- Ah, good! Glad I got it straight. Yes, I think the Chaldean Rite would make for a "best fit". RE: Intramuros, etc. Aren't they enclaves of Iberianism? Or are the actual numbers of Spaniards v. small? I could see how the Isidorian Rite would be in decline if there were few Spaniards.
- Konyo? Looks interesting! I'm working (v. slowly) on Waray Waray myself. Elemtilas
- During much of the colonial period, Intramuros was reserved for Spaniards and Spanish-mestizos -- natives, Chinese, and Chinese-mestizos were forbidden entry. So Intramuros would certainly be an enclave of Iberianism. The same cannot be said of Guam since it was not an island that was exclusively reserved for Spaniards. Mind you, unlike the Spanish colonies in the Americas, the Spanish population in the Phillies during colonial times has always been very small -- less than one percent. Even the combined number of all types of Filipino-mestizos has never accounted for more than 2% of the entire population. The number of Castilleans in the Philippines *there* during the same period must have been even fewer.
- Waray-waray? Wow! What an unusual choice! Boreanesia 12:28, 4 Jul 2005 (PDT)

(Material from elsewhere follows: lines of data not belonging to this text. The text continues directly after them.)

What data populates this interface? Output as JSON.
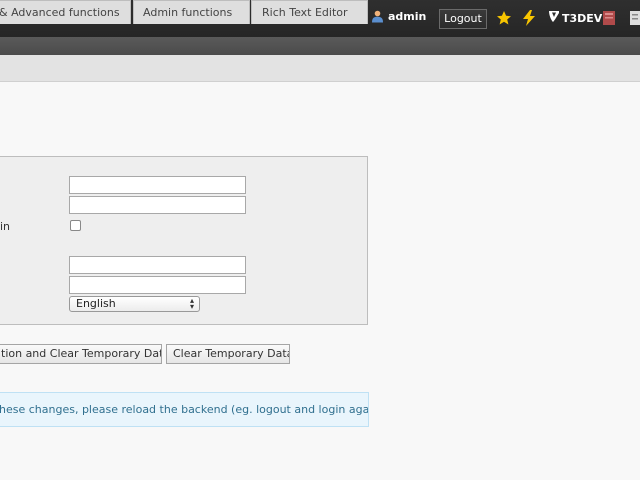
{
  "topbar": {
    "username": "admin",
    "logout_label": "Logout",
    "icons": [
      "user-icon",
      "bookmark-star-icon",
      "clear-cache-bolt-icon",
      "typo3-logo-icon",
      "help-book-icon",
      "search-icon"
    ],
    "system_name": "T3DEV",
    "colors": {
      "bar": "#2f2f2f",
      "star": "#f7c500",
      "bolt": "#f7c500"
    }
  },
  "tabs": [
    {
      "label": "& Advanced functions"
    },
    {
      "label": "Admin functions"
    },
    {
      "label": "Rich Text Editor"
    }
  ],
  "form": {
    "checkbox_label": "in",
    "language_select": {
      "value": "English"
    }
  },
  "buttons": {
    "save_clear_label": "tion and Clear Temporary Data",
    "clear_label": "Clear Temporary Data"
  },
  "info_message": "hese changes, please reload the backend (eg. logout and login again)."
}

- Not unusual when you consider that my future inlaws are from Tacloban City! Elemtilas